  4. There's probably a lot of blame that can be cast around for Indiana Tech's abysmal bar passage rate this last February. The folks who decided that Indiana, a state with roughly 16,000 to 18,000 attorneys, needs a fifth law school need to question the motives that drove their support of this project. Others, who have been "strong supporters" of the law school, should likewise ask themselves why they believe this institution should be supported. Is it because it fills some real need in the state? Or is it, instead, nothing more than a resume builder for those who teach there part-time? And others who make excuses for the students' poor performance, especially those who offer nothing more than conspiracy theories to back up their claims--who are they helping? What evidence do they have to support their posturing? Ultimately, though, like most everything in life, whether one succeeds or fails is entirely within one's own hands. At least one student from Indiana Tech proved this when he/she took and passed the February bar. A second Indiana Tech student proved this when they took the bar in another state and passed. As for the remaining 9 who took the bar and didn't pass (apparently, one of the students successfully appealed his/her original score), it's now up to them (and nobody else) to ensure that they pass on their second attempt. These folks should feel no shame; many currently successful practicing attorneys failed the bar exam on their first try. These same attorneys picked themselves up, dusted themselves off, and got back to the rigorous study needed to ensure they would pass on their second go 'round. This is what the Indiana Tech students who didn't pass the first time need to do. Of course, none of this answers such questions as whether Indiana Tech should be accredited by the ABA, whether the school should keep its doors open, or, most importantly, whether it should have even opened its doors in the first place. Those who promoted the idea of a fifth law school in Indiana need to do a lot of soul-searching regarding their decisions. These same people should never be allowed, again, to have a say about the future of legal education in this state or anywhere else. Indiana already has four law schools. That's probably one more than it really needs. But it's more than enough.
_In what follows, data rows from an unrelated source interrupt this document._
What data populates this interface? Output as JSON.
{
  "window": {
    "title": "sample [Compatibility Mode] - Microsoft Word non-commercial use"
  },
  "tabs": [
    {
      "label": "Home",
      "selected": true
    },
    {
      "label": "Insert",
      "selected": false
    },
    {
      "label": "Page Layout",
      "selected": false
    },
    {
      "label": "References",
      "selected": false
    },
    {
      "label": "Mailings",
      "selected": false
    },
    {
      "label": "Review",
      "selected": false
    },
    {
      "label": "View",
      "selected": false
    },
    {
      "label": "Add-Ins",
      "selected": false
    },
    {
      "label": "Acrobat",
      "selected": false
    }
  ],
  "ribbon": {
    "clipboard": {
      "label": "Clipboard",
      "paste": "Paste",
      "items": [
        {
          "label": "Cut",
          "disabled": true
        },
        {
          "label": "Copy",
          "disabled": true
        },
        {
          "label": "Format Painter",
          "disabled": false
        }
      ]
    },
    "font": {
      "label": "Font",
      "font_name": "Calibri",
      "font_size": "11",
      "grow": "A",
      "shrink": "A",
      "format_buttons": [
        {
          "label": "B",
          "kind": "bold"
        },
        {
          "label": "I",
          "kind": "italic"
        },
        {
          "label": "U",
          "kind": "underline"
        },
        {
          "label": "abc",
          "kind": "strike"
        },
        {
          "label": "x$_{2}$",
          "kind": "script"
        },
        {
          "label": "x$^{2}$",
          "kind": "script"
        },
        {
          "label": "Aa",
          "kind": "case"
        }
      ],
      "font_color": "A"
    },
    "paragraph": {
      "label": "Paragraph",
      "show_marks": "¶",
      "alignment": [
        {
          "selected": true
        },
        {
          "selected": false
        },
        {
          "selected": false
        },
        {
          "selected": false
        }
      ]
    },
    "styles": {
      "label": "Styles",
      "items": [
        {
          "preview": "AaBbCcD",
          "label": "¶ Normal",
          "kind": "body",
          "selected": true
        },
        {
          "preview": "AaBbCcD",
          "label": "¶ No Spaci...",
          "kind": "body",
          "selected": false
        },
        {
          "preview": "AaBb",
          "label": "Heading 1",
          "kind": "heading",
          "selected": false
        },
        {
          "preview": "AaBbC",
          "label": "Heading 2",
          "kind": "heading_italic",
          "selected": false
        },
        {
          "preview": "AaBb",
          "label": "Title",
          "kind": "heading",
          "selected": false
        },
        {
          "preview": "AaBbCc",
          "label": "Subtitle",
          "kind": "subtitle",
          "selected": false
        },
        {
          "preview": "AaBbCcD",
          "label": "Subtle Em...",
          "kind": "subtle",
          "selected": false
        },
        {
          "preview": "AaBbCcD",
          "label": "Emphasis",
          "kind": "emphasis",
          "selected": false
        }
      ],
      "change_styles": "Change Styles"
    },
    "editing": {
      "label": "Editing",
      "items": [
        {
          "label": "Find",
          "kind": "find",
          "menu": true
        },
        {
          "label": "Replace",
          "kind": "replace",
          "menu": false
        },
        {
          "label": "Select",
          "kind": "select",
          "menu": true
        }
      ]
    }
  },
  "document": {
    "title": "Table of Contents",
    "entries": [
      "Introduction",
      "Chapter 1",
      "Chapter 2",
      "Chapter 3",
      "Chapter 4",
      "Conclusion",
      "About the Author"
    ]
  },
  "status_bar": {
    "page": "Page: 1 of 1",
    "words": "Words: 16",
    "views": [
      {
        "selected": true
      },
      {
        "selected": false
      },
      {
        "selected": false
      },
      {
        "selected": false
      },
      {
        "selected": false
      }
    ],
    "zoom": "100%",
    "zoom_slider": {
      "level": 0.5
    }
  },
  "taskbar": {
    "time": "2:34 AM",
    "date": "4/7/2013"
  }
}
  5. This man Steve Hubbard goes on any online post or forum he can find and tries to push his company. He said court reporters would be obsolete a few years ago, yet here we are. How does he have time to search out every single post about court reporters and even spy in private court reporting forums if his company is so successful???? Dude, get a life. And back to what this post was about, I agree that some national firms cause a huge problem.